Bringing Personal Prophecy: Now Ezekiel’s word was a word of doom. Our word, unless we are moving at a very significant ministry level is, in this period of grace, a word of love and acceptance that is available to people. I have summed it up for the last twenty-five years as “God loves you exactly as you are, but He loves you so much that He has something better for you than you have at present.” There have been times when I have encountered people whose lives I felt left much to be desired and although I wanted to bring words that demanded repentance, the Lord would only allow me to bring words of acceptance and, to my surprise, they brought tears and repentance! God is much better at convicting people than we are and our role is to hold open the door of the kingdom of heaven and if people reject it, that is down to them and they will be answerable to God. But they may just go through the door.
Ezekiel & Jeremiah’s ‘Partnership’: Ezekiel has a unique ministry. In Jerusalem Jeremiah is prophesying and demanding repentance. He has been doing it for a number of years and will continue up to the destruction of Jerusalem. Ezekiel is his support ministry from Babylon. Jeremiah is more concerned with getting the people to repent before Jerusalem is destroyed, but the people reject his words and it is destroyed. Ezekiel is one of the exiles in Babylon and for the time being he will join in the calls to repent and bring warnings of destruction, but after the destruction has taken place, we will see, he becomes a messenger of hope for Israel in exile.

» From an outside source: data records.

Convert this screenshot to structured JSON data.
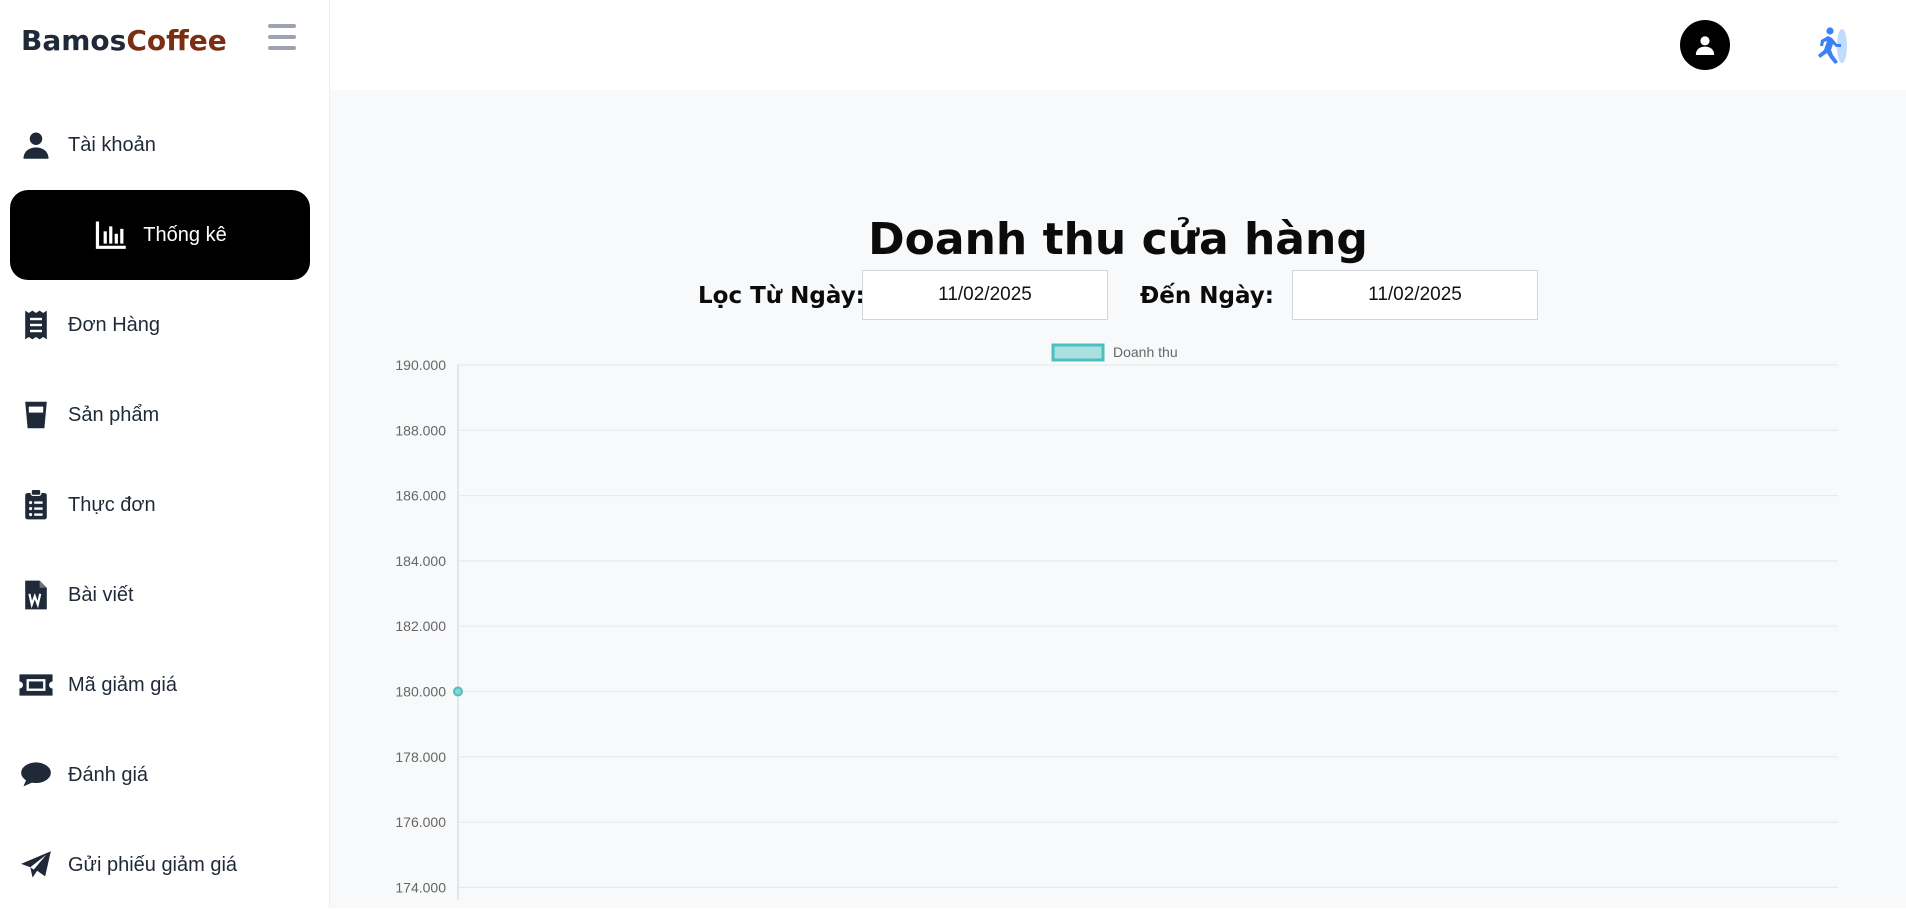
{
  "brand": {
    "part1": "Bamos",
    "part2": "Coffee"
  },
  "sidebar": {
    "items": [
      {
        "label": "Tài khoản",
        "icon": "user-icon"
      },
      {
        "label": "Thống kê",
        "icon": "chart-bar-icon",
        "active": true
      },
      {
        "label": "Đơn Hàng",
        "icon": "receipt-icon"
      },
      {
        "label": "Sản phẩm",
        "icon": "cup-icon"
      },
      {
        "label": "Thực đơn",
        "icon": "clipboard-list-icon"
      },
      {
        "label": "Bài viết",
        "icon": "word-file-icon"
      },
      {
        "label": "Mã giảm giá",
        "icon": "ticket-icon"
      },
      {
        "label": "Đánh giá",
        "icon": "comment-icon"
      },
      {
        "label": "Gửi phiếu giảm giá",
        "icon": "paper-plane-icon"
      }
    ]
  },
  "header": {
    "avatar_icon": "user-avatar-icon",
    "logout_icon": "running-exit-icon"
  },
  "main": {
    "title": "Doanh thu cửa hàng",
    "filter": {
      "from_label": "Lọc Từ Ngày:",
      "from_value": "11/02/2025",
      "to_label": "Đến Ngày:",
      "to_value": "11/02/2025"
    }
  },
  "colors": {
    "accent": "#4bc0c0",
    "active_bg": "#000000",
    "brand_dark": "#1f2937",
    "brand_coffee": "#7a2e12"
  },
  "chart_data": {
    "type": "line",
    "series": [
      {
        "name": "Doanh thu",
        "values": [
          180000
        ]
      }
    ],
    "x": [
      ""
    ],
    "ylim": [
      174000,
      190000
    ],
    "yticks": [
      "190.000",
      "188.000",
      "186.000",
      "184.000",
      "182.000",
      "180.000",
      "178.000",
      "176.000",
      "174.000"
    ],
    "grid": true,
    "legend": "top"
  }
}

Prophesying for the long-term: The destruction of Jerusalem and the exile of 99% of Israel is not the end of the people, but there will still be a work to do in getting their hearts changed to be prepared to be able to go back decades later to rebuild the city, rebuild the temple and rebuild the people. Hard they may be now, but how much will Ezekiel’s words be used to change their hearts in the long-term, so that in decades to come they will be in a fit state to return to the Land? This is a long-term calling.